Activity: Every line of the records that holds the word "Kira" should be copied out.

Recorded data:
···

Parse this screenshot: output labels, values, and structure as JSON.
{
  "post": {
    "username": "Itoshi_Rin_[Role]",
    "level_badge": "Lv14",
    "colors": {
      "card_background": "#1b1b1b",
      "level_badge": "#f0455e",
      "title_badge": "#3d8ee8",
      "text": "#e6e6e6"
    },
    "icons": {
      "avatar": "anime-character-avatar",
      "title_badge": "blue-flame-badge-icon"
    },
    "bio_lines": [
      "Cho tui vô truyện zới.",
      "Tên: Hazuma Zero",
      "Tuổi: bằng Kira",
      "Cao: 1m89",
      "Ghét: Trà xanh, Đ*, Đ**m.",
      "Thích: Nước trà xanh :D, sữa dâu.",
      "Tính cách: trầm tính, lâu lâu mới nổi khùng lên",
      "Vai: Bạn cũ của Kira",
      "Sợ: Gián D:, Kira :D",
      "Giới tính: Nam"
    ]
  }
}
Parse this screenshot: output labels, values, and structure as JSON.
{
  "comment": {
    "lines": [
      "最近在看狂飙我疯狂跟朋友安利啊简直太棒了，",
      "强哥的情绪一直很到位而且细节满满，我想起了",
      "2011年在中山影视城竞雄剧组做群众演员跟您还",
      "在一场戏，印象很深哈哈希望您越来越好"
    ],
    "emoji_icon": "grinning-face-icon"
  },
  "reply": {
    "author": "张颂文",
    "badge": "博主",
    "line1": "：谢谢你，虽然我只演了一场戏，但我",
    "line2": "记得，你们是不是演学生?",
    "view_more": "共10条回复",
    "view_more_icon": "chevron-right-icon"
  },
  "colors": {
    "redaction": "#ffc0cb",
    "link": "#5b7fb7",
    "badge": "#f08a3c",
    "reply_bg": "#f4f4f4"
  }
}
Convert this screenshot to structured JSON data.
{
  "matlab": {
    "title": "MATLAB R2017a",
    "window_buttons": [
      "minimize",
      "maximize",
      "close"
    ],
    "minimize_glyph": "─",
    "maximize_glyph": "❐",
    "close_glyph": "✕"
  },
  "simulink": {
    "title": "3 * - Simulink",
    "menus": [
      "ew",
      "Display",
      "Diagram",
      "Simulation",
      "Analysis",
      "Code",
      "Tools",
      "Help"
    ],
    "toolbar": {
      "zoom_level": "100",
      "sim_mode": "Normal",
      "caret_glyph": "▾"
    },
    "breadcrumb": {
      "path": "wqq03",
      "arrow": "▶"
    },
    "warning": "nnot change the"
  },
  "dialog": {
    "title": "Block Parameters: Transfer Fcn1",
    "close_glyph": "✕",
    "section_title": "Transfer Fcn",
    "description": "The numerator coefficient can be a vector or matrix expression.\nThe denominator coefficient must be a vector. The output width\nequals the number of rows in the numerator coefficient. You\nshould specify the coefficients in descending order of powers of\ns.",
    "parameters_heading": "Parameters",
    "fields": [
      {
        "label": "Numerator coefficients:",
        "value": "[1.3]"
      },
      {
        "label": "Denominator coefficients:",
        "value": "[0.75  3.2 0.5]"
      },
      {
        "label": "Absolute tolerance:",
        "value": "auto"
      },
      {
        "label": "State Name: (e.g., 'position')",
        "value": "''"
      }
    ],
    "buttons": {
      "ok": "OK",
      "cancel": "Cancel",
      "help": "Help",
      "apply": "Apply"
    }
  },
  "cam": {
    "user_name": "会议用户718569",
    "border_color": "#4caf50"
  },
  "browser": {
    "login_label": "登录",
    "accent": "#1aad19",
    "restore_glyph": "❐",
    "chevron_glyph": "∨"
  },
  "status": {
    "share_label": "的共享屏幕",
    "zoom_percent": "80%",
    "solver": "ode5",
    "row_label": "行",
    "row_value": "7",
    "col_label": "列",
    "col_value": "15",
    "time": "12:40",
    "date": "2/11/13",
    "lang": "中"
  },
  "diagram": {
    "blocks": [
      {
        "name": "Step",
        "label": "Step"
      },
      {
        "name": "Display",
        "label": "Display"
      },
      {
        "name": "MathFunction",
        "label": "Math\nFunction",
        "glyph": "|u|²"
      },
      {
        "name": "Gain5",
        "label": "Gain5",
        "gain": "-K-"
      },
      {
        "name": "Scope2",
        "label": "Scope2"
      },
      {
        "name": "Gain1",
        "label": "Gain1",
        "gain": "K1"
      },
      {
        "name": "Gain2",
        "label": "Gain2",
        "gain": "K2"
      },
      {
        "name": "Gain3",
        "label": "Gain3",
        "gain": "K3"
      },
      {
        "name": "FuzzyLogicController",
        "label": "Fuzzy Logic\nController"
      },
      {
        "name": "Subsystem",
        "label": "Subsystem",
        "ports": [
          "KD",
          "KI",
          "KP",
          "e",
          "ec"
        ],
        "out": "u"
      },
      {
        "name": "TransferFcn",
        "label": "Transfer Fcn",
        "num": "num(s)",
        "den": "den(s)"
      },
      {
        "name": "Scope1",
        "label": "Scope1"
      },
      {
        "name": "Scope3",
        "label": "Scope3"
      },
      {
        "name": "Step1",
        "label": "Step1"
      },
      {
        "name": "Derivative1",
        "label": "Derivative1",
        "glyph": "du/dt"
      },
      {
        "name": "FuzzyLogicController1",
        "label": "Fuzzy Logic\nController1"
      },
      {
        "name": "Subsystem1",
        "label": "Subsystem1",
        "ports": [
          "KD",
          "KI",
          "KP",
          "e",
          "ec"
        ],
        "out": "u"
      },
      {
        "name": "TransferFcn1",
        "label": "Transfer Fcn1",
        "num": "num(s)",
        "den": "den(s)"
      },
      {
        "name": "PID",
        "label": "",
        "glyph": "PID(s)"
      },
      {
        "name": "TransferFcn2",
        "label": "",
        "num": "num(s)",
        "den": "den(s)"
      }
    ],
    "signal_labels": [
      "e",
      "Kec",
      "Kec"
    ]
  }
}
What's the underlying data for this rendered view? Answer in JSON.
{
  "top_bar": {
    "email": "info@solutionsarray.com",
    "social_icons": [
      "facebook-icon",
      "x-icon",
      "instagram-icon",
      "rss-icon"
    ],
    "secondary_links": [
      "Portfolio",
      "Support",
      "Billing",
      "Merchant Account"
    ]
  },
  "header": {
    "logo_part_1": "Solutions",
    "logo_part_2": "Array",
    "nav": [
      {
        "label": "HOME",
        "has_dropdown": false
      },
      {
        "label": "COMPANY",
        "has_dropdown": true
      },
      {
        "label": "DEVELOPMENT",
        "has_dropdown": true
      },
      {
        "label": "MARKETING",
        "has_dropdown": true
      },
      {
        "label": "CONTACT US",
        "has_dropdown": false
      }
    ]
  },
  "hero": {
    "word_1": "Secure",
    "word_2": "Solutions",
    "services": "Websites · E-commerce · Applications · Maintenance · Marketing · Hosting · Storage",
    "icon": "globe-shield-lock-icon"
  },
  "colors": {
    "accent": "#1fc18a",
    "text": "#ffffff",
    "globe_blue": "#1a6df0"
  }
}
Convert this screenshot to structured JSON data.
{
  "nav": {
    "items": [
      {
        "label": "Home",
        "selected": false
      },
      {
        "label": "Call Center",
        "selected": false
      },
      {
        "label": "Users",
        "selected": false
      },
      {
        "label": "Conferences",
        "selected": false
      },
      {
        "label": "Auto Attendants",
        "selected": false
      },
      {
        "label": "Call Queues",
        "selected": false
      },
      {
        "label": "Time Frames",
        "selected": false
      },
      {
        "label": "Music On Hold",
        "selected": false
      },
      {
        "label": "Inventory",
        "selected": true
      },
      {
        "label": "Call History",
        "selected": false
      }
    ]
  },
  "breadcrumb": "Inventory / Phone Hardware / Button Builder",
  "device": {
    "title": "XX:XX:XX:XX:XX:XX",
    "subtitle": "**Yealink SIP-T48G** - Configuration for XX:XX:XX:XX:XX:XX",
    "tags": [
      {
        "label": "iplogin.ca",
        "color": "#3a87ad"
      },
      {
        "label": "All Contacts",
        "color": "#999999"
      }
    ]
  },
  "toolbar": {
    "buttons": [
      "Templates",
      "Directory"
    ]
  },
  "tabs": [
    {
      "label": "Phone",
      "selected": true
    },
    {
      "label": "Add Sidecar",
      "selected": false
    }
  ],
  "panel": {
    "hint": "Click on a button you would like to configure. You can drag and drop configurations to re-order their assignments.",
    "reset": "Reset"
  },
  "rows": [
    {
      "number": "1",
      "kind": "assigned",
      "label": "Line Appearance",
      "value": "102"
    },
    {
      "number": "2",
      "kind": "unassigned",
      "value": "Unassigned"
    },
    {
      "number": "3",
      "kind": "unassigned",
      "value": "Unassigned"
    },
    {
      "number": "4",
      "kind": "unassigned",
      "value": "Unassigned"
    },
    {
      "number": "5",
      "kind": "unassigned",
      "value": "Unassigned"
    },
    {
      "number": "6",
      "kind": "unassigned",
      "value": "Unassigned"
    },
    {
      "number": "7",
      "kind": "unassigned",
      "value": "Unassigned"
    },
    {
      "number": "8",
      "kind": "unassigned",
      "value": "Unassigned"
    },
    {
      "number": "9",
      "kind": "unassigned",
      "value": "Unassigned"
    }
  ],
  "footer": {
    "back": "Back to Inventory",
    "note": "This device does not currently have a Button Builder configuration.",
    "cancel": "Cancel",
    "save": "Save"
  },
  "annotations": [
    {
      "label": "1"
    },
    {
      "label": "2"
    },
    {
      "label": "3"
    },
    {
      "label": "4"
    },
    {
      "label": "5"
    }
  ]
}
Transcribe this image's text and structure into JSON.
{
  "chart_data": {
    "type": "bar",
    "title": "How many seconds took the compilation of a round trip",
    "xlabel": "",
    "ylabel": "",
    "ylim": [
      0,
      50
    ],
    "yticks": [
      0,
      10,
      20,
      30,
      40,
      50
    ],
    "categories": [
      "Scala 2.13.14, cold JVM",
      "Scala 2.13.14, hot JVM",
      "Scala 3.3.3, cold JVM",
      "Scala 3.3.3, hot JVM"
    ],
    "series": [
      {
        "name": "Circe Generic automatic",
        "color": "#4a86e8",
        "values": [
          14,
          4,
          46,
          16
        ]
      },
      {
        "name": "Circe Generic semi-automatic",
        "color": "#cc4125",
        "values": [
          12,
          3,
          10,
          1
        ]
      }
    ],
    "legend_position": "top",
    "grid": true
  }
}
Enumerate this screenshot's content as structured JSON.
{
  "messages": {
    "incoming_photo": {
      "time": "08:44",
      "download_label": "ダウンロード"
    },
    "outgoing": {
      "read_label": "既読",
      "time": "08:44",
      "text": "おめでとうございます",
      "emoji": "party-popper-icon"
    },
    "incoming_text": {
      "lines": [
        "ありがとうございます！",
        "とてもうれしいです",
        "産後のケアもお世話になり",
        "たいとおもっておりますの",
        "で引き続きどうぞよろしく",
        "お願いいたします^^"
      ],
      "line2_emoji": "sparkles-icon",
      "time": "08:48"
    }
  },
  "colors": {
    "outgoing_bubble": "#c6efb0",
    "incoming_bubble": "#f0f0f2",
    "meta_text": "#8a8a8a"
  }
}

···

Response for this exercise:
      "Tuổi: bằng Kira",
      "Vai: Bạn cũ của Kira",
      "Sợ: Gián D:, Kira :D",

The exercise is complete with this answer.